Benjamin H. Alexander formally took over yesterday as the second president of the University of the District of Columbia, pledging to make the school a "flagship institution" with doctoral programs and courses to prepare students for the technological age.

"There will be open admissions at UDC, but there will not be open graduations," Alexander said at the installation ceremony, which was held in the outdoor plaza at the UDC Van Ness campus. "Our faculty will not coddle students . . . ," he said. "Doing so only dooms people to the junk heap of no success."

Looking trim at 60 in a pale grey suit set off by a red tie, Alexander grinned widely as the platform guests, including Mayor Barry, City Council members, leaders of the D.C. public schools and the UDC board of trustees -- each dressed in cap and gown -- spoke of the new spirt of optimism which Alexander has promised to bring to the university.

"Already we see the new direction of the university taking shape and form," said D.C. Schools Superintendent Floretta D. McKenzie. "A new spirit is forming . . . a new level of expectation is surfacing in the community."

After the traditional investiture, in which Alexander donned the official black gown and gold hood of the presidency and received the gold mace and medallion that symbolize his office, the new president pledged that stiffer standards for academic performance would be "vigorously enforced."

Alexander drew loud applause when he noted that last August, the university began enforcing for the first time a five-year-old standard for minimum grade point averages. At that time, 1,000 students were suspended and another 800 expelled for failing to achieve the required average.

A touch of the personal also came through as Alexander told of a recent visit he had made with his 22-year-old daughter to the place in Georgia where his grandfather, Lewis Rumph, had been a plantation slave. As soon as his grandfather was freed, Alexander recalled, he changed the family name because "rump is something you sit on and he had heard of Alexander the Great."

"The descendants of my grandfather are now doctors, lawyers, judges, businessmen, politicians -- and a university president" while the descendents of his grandfather's former owner, he said, are still tilling the land in Georgia. "I say to you that being poor is no handicap," Alexander said forcefully.
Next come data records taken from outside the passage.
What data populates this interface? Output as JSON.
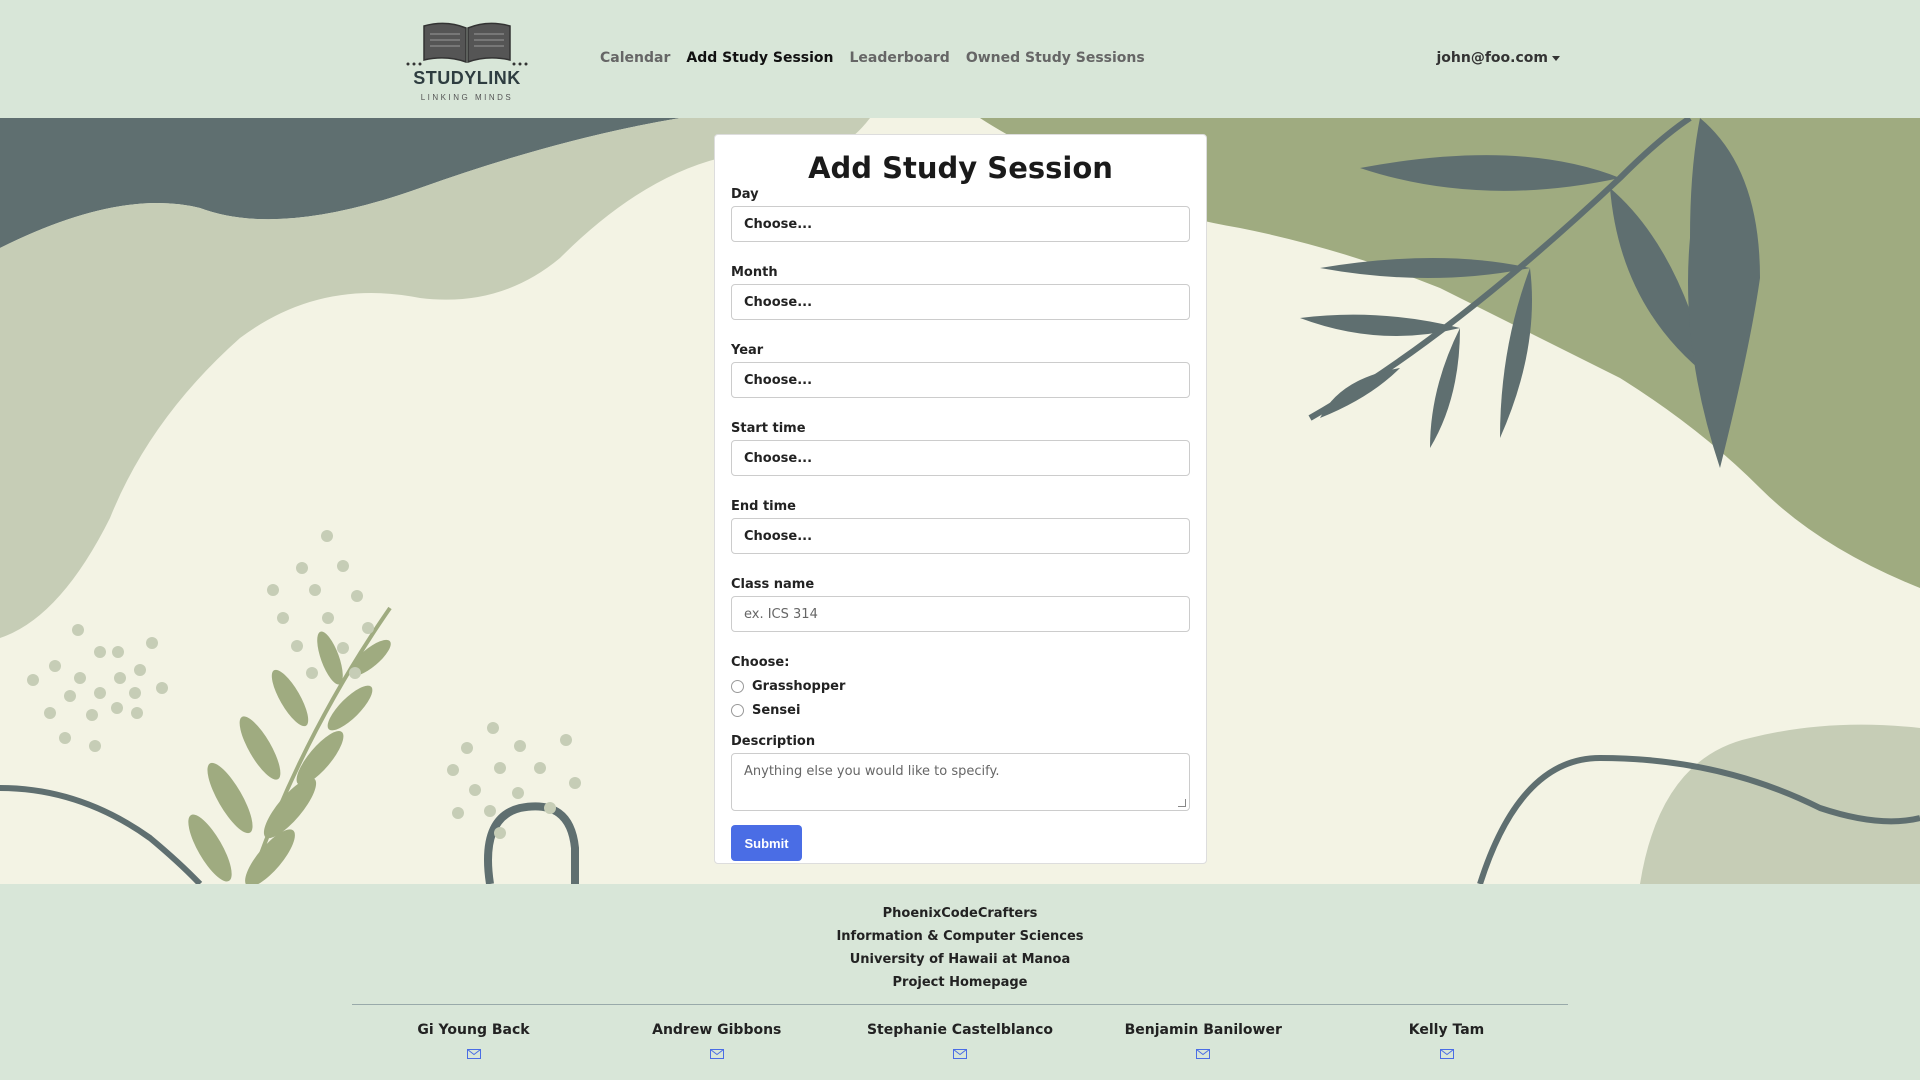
{
  "navbar": {
    "logo_title": "STUDYLINK",
    "logo_subtitle": "LINKING MINDS",
    "links": [
      {
        "label": "Calendar"
      },
      {
        "label": "Add Study Session"
      },
      {
        "label": "Leaderboard"
      },
      {
        "label": "Owned Study Sessions"
      }
    ],
    "user": "john@foo.com"
  },
  "form": {
    "title": "Add Study Session",
    "fields": {
      "day": {
        "label": "Day",
        "value": "Choose..."
      },
      "month": {
        "label": "Month",
        "value": "Choose..."
      },
      "year": {
        "label": "Year",
        "value": "Choose..."
      },
      "start_time": {
        "label": "Start time",
        "value": "Choose..."
      },
      "end_time": {
        "label": "End time",
        "value": "Choose..."
      },
      "class_name": {
        "label": "Class name",
        "placeholder": "ex. ICS 314"
      }
    },
    "role": {
      "label": "Choose:",
      "options": [
        "Grasshopper",
        "Sensei"
      ]
    },
    "description": {
      "label": "Description",
      "placeholder": "Anything else you would like to specify."
    },
    "submit_label": "Submit"
  },
  "footer": {
    "lines": [
      "PhoenixCodeCrafters",
      "Information & Computer Sciences",
      "University of Hawaii at Manoa",
      "Project Homepage"
    ],
    "members": [
      "Gi Young Back",
      "Andrew Gibbons",
      "Stephanie Castelblanco",
      "Benjamin Banilower",
      "Kelly Tam"
    ]
  },
  "colors": {
    "nav_bg": "#d8e6d8",
    "accent": "#4a6de5",
    "leaf_dark": "#5f6f70",
    "leaf_green": "#9fab80"
  }
}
The new president, who spoke extemporaneously despite a prepared text, announced to the crowd that the mayor had pledged his support for the construction of a new science building. As president, Alexander said he intended to see through the construction of a new downtown campus at Mount Vernon Square, a project long stalled by Congressional opposition.

Alexander replaces Lisle C. Carter Jr., first president of the university formed by the merger of D.C. Teachers College, Federal City College and the Washington Technical Institute. UDC officials have scheduled a ceremony today naming the plaza at the Van Ness campus after former WTI president Cleveland L. Dennard.

Despite the upbeat tone of yesterday's ceremony, relations between Alexander and some university trustees and faculty remain strained.

No representative of the Faculty Senate or Faculty Association was invited to speak at yesterday's installation or to sit among platform guests -- a decision which Faculty Senate President Wilmer L. Johnson called "a deliberate affront . . . based on biased opinion rather than academic protocol."

Marjorie Parker, chairman of the board of trustees, said the faculty leadership was excluded because they had "pursued litigation" to try to block Alexander's appointment. A suit filed by five trustees seeking to halt the appointment is still pending in D.C. Superior Court.

Alexander told a reporter yesterday that the board of trustees, not he, planned the installation program. He expressed his continued interest in working with all members of the faculty.

Johnson said that Alexander had angered many faculty members last week when he unexpectedly requested that the board of trustees delay ratification of the faculty's new contract after negotiations had concluded. Alexander objected to some provisions related to the number of hours faculty members are required to teach.